*** Opening Material for this task ***

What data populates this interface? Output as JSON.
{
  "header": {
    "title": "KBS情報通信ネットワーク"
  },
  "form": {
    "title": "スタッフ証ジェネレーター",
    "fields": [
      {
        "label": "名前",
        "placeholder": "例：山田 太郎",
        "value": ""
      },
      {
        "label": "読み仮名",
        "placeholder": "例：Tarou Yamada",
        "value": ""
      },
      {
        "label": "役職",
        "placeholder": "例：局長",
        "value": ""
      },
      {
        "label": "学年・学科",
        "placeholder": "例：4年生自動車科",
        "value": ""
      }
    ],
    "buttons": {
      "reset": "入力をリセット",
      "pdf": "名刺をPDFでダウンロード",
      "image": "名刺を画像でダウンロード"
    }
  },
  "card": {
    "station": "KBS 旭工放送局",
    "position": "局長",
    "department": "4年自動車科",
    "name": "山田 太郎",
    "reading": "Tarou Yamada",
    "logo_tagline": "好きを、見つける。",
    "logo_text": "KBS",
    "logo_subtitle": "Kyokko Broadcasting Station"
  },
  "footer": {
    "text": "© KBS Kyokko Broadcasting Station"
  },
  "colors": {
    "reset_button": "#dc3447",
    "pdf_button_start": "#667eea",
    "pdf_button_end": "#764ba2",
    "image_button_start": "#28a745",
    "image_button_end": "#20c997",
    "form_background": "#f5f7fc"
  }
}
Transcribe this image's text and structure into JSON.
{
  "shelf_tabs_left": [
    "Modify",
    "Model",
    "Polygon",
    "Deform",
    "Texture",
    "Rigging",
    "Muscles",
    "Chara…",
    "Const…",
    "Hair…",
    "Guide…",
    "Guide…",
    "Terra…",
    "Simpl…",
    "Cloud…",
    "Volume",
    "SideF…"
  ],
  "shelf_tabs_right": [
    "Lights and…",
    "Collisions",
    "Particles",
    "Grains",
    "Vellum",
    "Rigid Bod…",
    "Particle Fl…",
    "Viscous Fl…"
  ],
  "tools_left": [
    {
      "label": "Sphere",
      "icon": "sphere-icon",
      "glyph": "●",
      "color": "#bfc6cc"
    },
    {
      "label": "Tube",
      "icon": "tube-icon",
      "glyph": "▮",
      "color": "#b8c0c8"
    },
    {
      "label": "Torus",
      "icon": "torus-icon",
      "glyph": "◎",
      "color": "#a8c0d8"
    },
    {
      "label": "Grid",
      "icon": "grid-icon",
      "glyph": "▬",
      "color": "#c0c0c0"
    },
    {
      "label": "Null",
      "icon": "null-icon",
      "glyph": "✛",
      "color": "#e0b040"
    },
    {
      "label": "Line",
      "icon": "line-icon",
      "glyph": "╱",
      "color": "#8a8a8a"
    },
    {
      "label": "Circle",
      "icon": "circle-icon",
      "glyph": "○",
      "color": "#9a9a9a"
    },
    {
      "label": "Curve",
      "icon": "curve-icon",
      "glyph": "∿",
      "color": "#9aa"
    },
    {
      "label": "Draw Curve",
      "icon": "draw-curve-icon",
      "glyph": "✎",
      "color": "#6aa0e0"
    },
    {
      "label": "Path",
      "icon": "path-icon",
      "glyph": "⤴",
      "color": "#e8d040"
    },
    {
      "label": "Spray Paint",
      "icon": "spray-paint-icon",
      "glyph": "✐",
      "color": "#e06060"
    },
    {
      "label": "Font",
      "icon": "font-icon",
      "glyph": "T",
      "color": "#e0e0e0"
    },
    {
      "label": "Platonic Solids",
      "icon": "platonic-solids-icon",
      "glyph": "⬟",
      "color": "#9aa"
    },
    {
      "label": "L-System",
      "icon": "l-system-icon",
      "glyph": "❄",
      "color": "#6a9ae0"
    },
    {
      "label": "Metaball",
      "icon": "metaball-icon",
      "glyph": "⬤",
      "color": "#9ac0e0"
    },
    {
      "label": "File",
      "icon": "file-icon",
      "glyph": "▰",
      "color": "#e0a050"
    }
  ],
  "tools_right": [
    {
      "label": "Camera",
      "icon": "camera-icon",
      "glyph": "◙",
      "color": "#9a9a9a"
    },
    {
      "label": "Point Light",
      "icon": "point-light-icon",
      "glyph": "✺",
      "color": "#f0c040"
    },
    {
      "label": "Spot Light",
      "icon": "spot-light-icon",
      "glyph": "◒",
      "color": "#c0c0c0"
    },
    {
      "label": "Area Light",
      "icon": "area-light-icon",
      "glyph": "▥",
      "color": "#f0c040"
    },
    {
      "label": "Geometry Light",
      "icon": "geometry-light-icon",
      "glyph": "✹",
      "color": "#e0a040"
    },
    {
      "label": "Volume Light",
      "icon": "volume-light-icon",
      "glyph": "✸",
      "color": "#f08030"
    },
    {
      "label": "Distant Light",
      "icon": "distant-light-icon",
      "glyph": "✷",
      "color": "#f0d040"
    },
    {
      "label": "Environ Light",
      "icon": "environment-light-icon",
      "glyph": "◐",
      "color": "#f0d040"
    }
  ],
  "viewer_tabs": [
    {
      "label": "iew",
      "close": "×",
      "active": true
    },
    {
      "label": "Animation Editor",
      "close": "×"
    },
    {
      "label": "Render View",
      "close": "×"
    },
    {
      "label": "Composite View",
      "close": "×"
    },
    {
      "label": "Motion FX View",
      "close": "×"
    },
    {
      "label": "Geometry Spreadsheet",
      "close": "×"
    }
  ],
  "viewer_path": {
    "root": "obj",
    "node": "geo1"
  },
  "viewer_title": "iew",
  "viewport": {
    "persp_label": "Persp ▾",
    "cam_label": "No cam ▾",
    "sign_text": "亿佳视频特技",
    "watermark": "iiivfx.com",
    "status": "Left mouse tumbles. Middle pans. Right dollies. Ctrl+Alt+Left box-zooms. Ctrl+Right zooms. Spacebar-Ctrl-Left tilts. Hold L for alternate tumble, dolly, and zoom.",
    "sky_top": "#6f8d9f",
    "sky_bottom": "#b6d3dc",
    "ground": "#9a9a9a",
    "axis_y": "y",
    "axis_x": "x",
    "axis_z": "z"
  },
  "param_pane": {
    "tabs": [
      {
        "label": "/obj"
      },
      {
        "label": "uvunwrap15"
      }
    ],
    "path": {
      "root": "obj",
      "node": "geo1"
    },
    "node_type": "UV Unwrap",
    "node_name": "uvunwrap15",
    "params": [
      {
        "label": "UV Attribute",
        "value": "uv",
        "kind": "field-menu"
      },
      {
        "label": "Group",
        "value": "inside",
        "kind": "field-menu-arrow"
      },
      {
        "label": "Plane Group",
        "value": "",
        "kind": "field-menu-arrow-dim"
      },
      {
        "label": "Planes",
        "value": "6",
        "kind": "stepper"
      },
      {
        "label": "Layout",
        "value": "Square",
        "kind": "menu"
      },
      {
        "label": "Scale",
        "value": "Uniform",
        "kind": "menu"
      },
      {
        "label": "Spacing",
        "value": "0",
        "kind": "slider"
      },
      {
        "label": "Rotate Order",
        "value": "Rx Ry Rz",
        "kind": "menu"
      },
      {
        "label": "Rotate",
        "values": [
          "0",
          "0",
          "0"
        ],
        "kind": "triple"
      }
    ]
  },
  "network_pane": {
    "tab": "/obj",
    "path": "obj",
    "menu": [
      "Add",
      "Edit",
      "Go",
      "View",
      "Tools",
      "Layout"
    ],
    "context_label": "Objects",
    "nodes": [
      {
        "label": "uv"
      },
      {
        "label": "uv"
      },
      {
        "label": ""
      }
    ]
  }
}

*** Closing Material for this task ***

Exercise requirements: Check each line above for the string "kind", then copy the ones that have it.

Solution to this task:
        "kind": "field-menu"
        "kind": "field-menu-arrow"
        "kind": "field-menu-arrow-dim"
        "kind": "stepper"
        "kind": "menu"
        "kind": "menu"
        "kind": "slider"
        "kind": "menu"
        "kind": "triple"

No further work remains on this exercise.